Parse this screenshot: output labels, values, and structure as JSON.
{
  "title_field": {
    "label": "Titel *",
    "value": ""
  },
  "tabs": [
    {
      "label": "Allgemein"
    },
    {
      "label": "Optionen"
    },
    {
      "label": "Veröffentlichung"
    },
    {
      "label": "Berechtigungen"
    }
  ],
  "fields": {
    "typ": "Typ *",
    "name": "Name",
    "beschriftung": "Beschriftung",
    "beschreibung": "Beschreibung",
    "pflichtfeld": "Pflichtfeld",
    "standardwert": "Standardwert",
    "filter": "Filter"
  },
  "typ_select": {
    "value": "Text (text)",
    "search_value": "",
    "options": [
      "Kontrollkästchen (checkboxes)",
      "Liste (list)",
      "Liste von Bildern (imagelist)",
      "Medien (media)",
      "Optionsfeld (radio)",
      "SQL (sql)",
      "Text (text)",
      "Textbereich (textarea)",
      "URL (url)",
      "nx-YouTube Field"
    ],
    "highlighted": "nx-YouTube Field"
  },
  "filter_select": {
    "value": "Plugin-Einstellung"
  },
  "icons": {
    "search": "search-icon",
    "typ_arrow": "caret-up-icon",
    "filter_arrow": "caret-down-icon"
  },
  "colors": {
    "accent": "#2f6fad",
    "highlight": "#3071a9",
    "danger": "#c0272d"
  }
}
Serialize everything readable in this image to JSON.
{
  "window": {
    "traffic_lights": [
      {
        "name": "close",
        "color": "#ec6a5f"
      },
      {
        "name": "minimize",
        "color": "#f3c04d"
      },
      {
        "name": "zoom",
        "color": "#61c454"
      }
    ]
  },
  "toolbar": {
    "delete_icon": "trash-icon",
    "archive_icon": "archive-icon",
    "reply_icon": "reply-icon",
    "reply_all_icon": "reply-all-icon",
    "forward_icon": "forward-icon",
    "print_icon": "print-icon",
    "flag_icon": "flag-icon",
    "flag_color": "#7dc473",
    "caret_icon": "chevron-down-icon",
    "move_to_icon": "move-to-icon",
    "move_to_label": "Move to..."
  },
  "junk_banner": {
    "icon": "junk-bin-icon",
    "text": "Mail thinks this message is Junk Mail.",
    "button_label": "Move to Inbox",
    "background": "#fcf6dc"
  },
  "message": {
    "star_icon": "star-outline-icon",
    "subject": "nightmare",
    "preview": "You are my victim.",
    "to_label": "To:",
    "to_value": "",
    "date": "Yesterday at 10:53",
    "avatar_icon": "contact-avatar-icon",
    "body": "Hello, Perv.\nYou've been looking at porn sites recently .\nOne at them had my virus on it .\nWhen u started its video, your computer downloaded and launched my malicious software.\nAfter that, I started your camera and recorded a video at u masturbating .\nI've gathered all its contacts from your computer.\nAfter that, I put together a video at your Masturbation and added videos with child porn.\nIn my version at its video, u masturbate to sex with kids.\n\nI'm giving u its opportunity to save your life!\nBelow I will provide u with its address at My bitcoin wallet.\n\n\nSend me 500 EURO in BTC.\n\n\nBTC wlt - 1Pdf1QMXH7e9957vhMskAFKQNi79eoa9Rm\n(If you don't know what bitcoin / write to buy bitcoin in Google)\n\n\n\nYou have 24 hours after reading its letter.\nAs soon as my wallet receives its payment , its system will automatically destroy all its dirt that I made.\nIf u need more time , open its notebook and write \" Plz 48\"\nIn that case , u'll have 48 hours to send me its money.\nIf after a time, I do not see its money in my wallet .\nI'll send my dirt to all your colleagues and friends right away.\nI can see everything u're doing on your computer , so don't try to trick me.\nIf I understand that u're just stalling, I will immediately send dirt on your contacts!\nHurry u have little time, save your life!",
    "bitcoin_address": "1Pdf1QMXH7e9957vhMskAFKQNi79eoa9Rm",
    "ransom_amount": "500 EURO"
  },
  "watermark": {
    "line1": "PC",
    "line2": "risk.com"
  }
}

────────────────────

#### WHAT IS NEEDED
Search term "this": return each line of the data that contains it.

#### EXERCISE RESULT
Parse this screenshot: output labels, values, and structure as JSON.
Serialize everything readable in this image to JSON.
    "text": "Mail thinks this message is Junk Mail.",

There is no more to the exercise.